5 minute read
Throughout our client engagements this summer, I have started to see a trend emerge.
Whether it was in our workshop on Emotional Intelligence, Communication and Behavior Styles, Accountability Circles, Generational Leadership (with a Millennials Focus) or Probing Skills… there was a moment in each class where a lightbulb went off over everyone’s head.
It happens right after I said something like “Even if it seems obvious, just re-clarify the expectation. Every question that seeks clarity closes the expectation and reality gap. Disappointment, conflict, frustration, entitlement and all sorts of other ugly things thrive in the gap. So even if it seems obvious, say something like “I know it may seem obvious but I just want to confirm that….”
Let’s take “Will you be home for dinner?” as an example. What are your options for a response?
- yes– okay, let’s assume that you know dinner is always at 7:30. This means you’ll be there. If you show up at 7:40 do you know if thats in the “grace period”? What happens if there’s horrible traffic and you don’t get home until 9:00? What will the consequence be of not closing the expectation and reality gap?
- Seek more information– Do you know what time dinner is? Here in Atlanta, I prefer to eat dinner between 6:30 and 7:00… but in New York, most people don’t eat until 8:30 or 9:00 pm… so when is dinner happening? What is the grace window? 15 minutes late? Is it okay to be early? if something goes awry and you’re going to miss dinner entirely (caught at work, traffic, etc) how early and often do you need to keep the other person informed of the timeline? When is the cut off for making it in time for dinner and you need to stop somewhere on your way home and get your own dinner?
- Share your understanding of the situation and confirm that tracks with their expectation. “I hope to be! If dinner is at 7:30 like it usually is, then I’ll plan to leave here by 7. If I get held up or traffic will make me more than 15 minutes late, I will call you.”
It may seem obvious, but I would recommend either strategy #2 or #3. It doesn’t take long to clarify or confirm, but can help to ease stress later. It helps to know what the expectation is or set the appropriate expectations. On one side, it helps minimize disappointment, confusion, frustration. On the other, it provides a baseline in which you can hold someone accountable, set a standard of performance, or ensure quality is being maintained.
Here are some other examples of phrases which would lend themselves to some clarification:
- Can you follow up with Customer A?
- In what time frame?
- In what way (phone, text, email, invoice)?
- Who else needs to be copied?
- How urgently do we need a response from them?
- Any context or new information I need to be aware of before following up?
- We need to really deliver on this deck for the meeting next week.
- How does “really deliver” differ from our normal powerpoint decks?
- Is that higher quality? more slides? more detail? more visualization?
- Does that impact a due date? Do you want to see it farther in advance of the meeting?
- Does a different set of people need to review it before the meeting?
- What about this meeting has you feeling like we need to “really deliver”?

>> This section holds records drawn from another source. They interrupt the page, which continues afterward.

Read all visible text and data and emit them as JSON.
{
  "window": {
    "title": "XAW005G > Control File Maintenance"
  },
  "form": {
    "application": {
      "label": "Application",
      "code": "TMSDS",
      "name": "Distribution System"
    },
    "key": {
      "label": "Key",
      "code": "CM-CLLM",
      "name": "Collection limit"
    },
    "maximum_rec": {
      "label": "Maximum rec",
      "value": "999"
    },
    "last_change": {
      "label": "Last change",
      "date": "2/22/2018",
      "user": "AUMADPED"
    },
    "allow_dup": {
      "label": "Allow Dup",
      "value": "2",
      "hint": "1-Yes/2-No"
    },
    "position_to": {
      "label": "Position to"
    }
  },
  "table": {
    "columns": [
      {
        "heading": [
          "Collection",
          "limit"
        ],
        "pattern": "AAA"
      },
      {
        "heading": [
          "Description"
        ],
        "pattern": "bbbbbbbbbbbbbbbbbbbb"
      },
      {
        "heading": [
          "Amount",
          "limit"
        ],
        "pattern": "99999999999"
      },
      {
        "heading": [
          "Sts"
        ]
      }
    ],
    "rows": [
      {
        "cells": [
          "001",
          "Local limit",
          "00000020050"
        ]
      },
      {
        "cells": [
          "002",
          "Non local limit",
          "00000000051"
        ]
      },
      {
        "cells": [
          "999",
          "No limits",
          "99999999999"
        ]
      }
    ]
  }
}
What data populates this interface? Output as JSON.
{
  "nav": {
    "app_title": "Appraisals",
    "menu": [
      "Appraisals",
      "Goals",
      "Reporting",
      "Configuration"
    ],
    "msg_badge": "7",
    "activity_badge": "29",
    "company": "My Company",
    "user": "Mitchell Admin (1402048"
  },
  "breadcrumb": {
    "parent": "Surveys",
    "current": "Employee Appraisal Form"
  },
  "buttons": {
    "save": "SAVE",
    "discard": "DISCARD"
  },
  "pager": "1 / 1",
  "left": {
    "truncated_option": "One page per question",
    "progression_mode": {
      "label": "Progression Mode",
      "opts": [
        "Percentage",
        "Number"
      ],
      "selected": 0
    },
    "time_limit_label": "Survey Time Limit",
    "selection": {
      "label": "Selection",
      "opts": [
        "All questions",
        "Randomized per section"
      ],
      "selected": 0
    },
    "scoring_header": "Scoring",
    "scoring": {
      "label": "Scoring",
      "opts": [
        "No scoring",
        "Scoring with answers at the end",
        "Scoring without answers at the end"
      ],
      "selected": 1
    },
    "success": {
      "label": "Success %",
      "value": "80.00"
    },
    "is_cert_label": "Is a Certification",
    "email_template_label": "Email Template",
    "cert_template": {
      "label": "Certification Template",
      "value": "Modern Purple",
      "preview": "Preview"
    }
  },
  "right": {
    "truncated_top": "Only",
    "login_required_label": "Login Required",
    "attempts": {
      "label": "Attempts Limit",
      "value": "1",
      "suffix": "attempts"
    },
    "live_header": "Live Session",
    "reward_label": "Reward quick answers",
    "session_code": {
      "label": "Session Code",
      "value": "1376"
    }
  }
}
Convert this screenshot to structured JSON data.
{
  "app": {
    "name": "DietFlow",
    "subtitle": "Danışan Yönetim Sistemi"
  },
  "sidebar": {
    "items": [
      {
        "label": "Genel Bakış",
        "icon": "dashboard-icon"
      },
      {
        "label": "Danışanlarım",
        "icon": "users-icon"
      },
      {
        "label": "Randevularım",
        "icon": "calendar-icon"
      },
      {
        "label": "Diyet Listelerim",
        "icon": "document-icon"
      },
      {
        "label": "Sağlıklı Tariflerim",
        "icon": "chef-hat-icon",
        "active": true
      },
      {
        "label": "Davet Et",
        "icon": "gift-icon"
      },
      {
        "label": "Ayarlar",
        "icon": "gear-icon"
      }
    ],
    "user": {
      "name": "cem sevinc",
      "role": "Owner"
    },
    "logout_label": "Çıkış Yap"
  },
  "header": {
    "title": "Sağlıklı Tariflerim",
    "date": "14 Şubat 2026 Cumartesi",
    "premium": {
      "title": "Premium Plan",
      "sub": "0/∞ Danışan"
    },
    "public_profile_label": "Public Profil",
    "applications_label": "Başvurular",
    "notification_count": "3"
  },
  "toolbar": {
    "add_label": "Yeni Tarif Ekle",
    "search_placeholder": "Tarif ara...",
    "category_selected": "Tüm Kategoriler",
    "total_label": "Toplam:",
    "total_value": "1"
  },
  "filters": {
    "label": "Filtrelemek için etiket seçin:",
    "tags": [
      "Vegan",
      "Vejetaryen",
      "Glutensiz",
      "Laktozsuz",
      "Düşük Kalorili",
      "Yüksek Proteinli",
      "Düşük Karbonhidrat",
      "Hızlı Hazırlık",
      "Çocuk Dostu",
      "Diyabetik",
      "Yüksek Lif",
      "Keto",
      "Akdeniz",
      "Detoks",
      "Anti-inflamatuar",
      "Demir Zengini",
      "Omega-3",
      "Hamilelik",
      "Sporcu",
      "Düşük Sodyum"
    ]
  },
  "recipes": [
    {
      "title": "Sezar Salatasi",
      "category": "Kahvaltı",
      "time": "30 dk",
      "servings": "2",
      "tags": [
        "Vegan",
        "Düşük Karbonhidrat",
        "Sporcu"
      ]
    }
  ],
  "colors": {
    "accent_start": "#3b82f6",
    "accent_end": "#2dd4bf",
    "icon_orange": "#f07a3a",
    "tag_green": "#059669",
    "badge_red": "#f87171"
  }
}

- We need to enter 3 new leads per day into our CRM
- By what time every day? or is that 15 a week and it can be 5 some days and 2 other days?
- What kind of leads? Do they need to differ in geography, scope, or industry?
- Is there a template for the detail we need to enter in for the leads?
- Is there a naming convention, qualifying tool, or any other aspect for the lead that is also necessary?
- Who is we?
- It’s hard to make Presidents Circle at this company.
- Is that because the qualifications are extreme?
- Do you think that because you’ve worked really hard and not made it? or worked really hard and have made it?
- Do you have any advice on how to achieve President’s Circle?
- What do the people who make it do differently than everyone else?
As a millennial, I love a good “Why?” question, and tend to ask them even when it’s obvious. Worst case, we confirm what I already knew and have re-established the baseline and agreement.
Clear expectations setting and over-clarifying produces trust, accountability, permission, empowerment, and quality.
Where do you need to close the expectation and reality gap? Start with something that maybe you think is obvious or an “of course we do that” statement and make sure the other person knows its equally obvious and assumed.
Here are some “of course” statements I’ve heard recently that I recommended were re-clarified with the other person.
- Of course we get back to the customer within 24 hours with an update.
- Of course it takes longer than a year to get promoted within our company.
- Of course we need to provide a pre-read to the Quarterly Business Review.
- Of course they should share the slides from the meeting before the end of the day.
- Of course you don’t call your boss after 9:00 pm
- Of course we are bringing them value
- Of course it’s the customer support rep’s job to follow up on any open cases.
- Of course no news is good news.
Let’s over clarify, reconfirm, or maybe articulate an expectation for the first time this fall. Work to close the expectation and reality gap this week by reconfirming something around modes of communication, timelines, outcomes, standards of excellence, or working style preferences.